A documentary about a Chinese underdog, which took on the U.S. government, is up for an Oscar. “Abacus: Small Enough to Jail” is the story of a family-owned bank in New York’s Chinatown – the only bank prosecuted following the financial crisis 10 years ago.
CGTN’s Phil Lavelle reports.
It’s been 10 years since the financial crash that began in the United States but was felt across the world.
Bad banking practices were blamed – specifically, the selling of toxic mortgages – with billions of dollars lost and a huge spike in home repossessions and foreclosures.
Yet, no single bank has ever been prosecuted. Except one.
With many decrying the lack of legal action being down to a ‘too big to fail’ attitude (the idea that prosecuting huge banks with trillion dollar businesses would lead to more financial turmoil), anger was leveled at the perceived lack of justice.
And New York’s District Attorney decided to go after a federal bank based in the city’s Chinatown district.
The film, ‘Abacus: Small Enough to Jail,’ tells the story of that bank’s fight against prosecutors. It’s hoping to win Best Documentary (Feature) at this year’s Academy Awards in Hollywood.
Abacus Federal Savings Bank was founded by a Chinese immigrant, Thomas Sung. He runs it with the help of his daughters. For years, they helped provide mortgages to Chinese immigrants and those working in a cash economy in and around Chinatown. It had one of the lowest default rates in the country.
When they discovered that one of the bank’s loan officers was allegedly committing fraud, he was fired. The bank’s management reported the issue and undertook a full investigation. They brought in outside investigators and reported the findings to both regulators and law enforcement.
The District Attorney was also taking an interest – and after five years, it launched an indictment against the bank, claiming management must have been complicit.
Director Steve James followed the family’s journey, spending almost every day with them as they prepared for the fight of their lives to clear their names.
“I think the DA’s vision in terms of deciding to prosecute this case was clouded by ambition. Ambition to be the guy who actually brought a bank to its knees in the wake of the 2008 crisis because no big bank, that had happened to, so I think that clouded his understanding of what was going on, really, here,” James said.
“But I also think there was a real racism at work here,” he continued. “Unintended as it might be in that a feeling that this bank was one that would be safe to go after, that the Chinese American community, being politically disenfranchised, would not be a problem. And also, a profound misunderstanding of the way it is in an immigrant community – particularly one at the more or less bottom rung of American society, working in cash economies and trying to sort of gain a foothold in this country.”
“The prosecution showed no real interest or inclination to understand that,” James said. “If anything, they tried to use that to make this community kind of look worse and to make this bank look worse to win the case.”
Members of the family, who’d been indicted, reported to the court then shackled and paraded in front of TV cameras; something that shocked and appalled the film’s producer, Mark Mitten.

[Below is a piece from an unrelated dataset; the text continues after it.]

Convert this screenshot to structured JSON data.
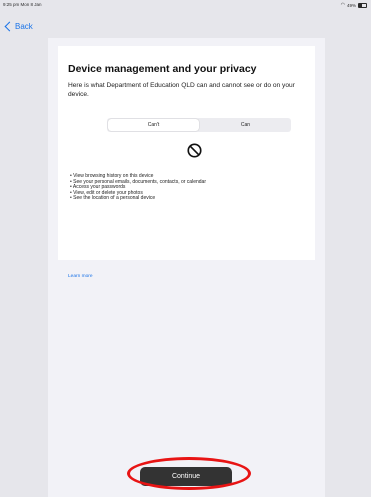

“It really was quite rare and outrageous that they would take these people who had already pleaded and brought them back in and just chain them for the spectacle,” he said.

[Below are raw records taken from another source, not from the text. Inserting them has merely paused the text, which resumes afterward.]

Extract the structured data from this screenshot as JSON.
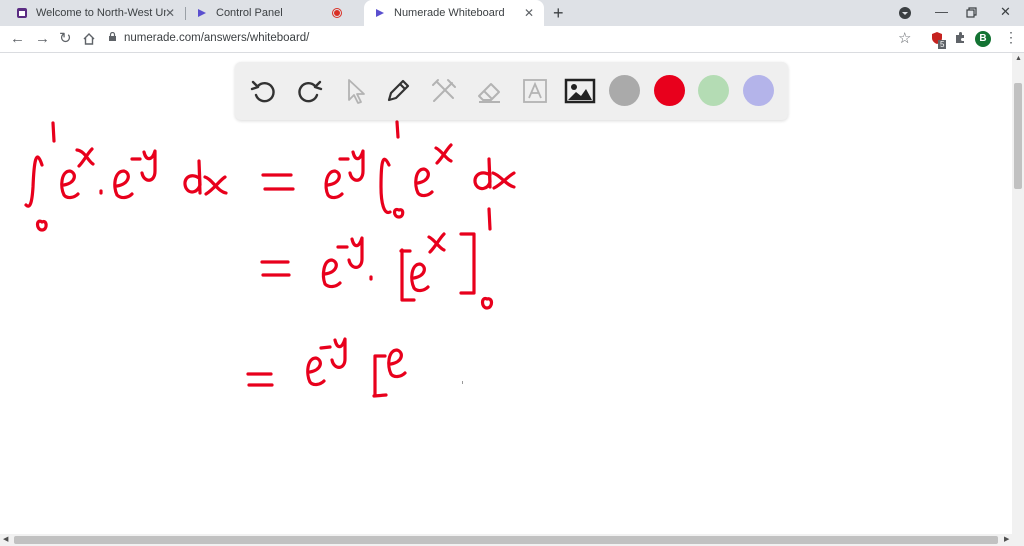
{
  "browser": {
    "tabs": [
      {
        "title": "Welcome to North-West Univers",
        "icon": "university-icon"
      },
      {
        "title": "Control Panel",
        "icon": "numerade-icon",
        "recording": true
      },
      {
        "title": "Numerade Whiteboard",
        "icon": "numerade-icon",
        "active": true
      }
    ],
    "address": "numerade.com/answers/whiteboard/",
    "extension_badge": "5",
    "profile_initial": "B"
  },
  "whiteboard": {
    "tools": [
      "undo-icon",
      "redo-icon",
      "pointer-icon",
      "pen-icon",
      "tools-icon",
      "eraser-icon",
      "text-icon",
      "image-icon"
    ],
    "colors": [
      "#aaaaaa",
      "#e8001c",
      "#b4dcb4",
      "#b4b4ea"
    ],
    "ink_color": "#e8001c",
    "handwritten": {
      "line1_left": "∫₀¹ eˣ · e⁻ʸ dx",
      "line1_right": "= e⁻ʸ ∫₀¹ eˣ dx",
      "line2": "= e⁻ʸ · [eˣ]₀¹",
      "line3": "= e⁻ʸ [e"
    }
  }
}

“At the same time, the fact is that this was a financial crime. This is not like they were serial killers. It was something that was done merely for the PR spectacle of it all and that thing was the most troublesome part.”
Part of the District Attorney’s case revolved around a cultural issue that James claims they just didn’t understand: gift letters. Many who had applied for these mortgages included gift letters as part of their applications. But the DA insisted they were unpaid loans, and that the bank had knowingly committed fraud.
“The prosecution tried to paint the gift letters as really loans that were being passed off as gifts,” explained James. “And the reality – the truth is somewhere in between which we explain in the film.”
“In that culture, they are gifts from families, and if they can be paid back, they are paid back, but if they’re not paid back, then the family commitment is filled in other ways, and the prosecution was so bent on focusing on some of the cultural realities of being an immigrant in a cash economy and painting it as an incredibly fraudulent activity that it made everybody look bad in this process.”
Ultimately, the Sung family was exonerated. The bank continues to operate, providing help and support to many who live within that cultural bubble in Chinatown.
The movie is available to stream now in the U.S. on Amazon Prime. Its makers are hoping that this David & Goliath-type story that saw a small family take on the might of the government and its lawyers will triumph again: this time, with a win at the Oscars on March 4.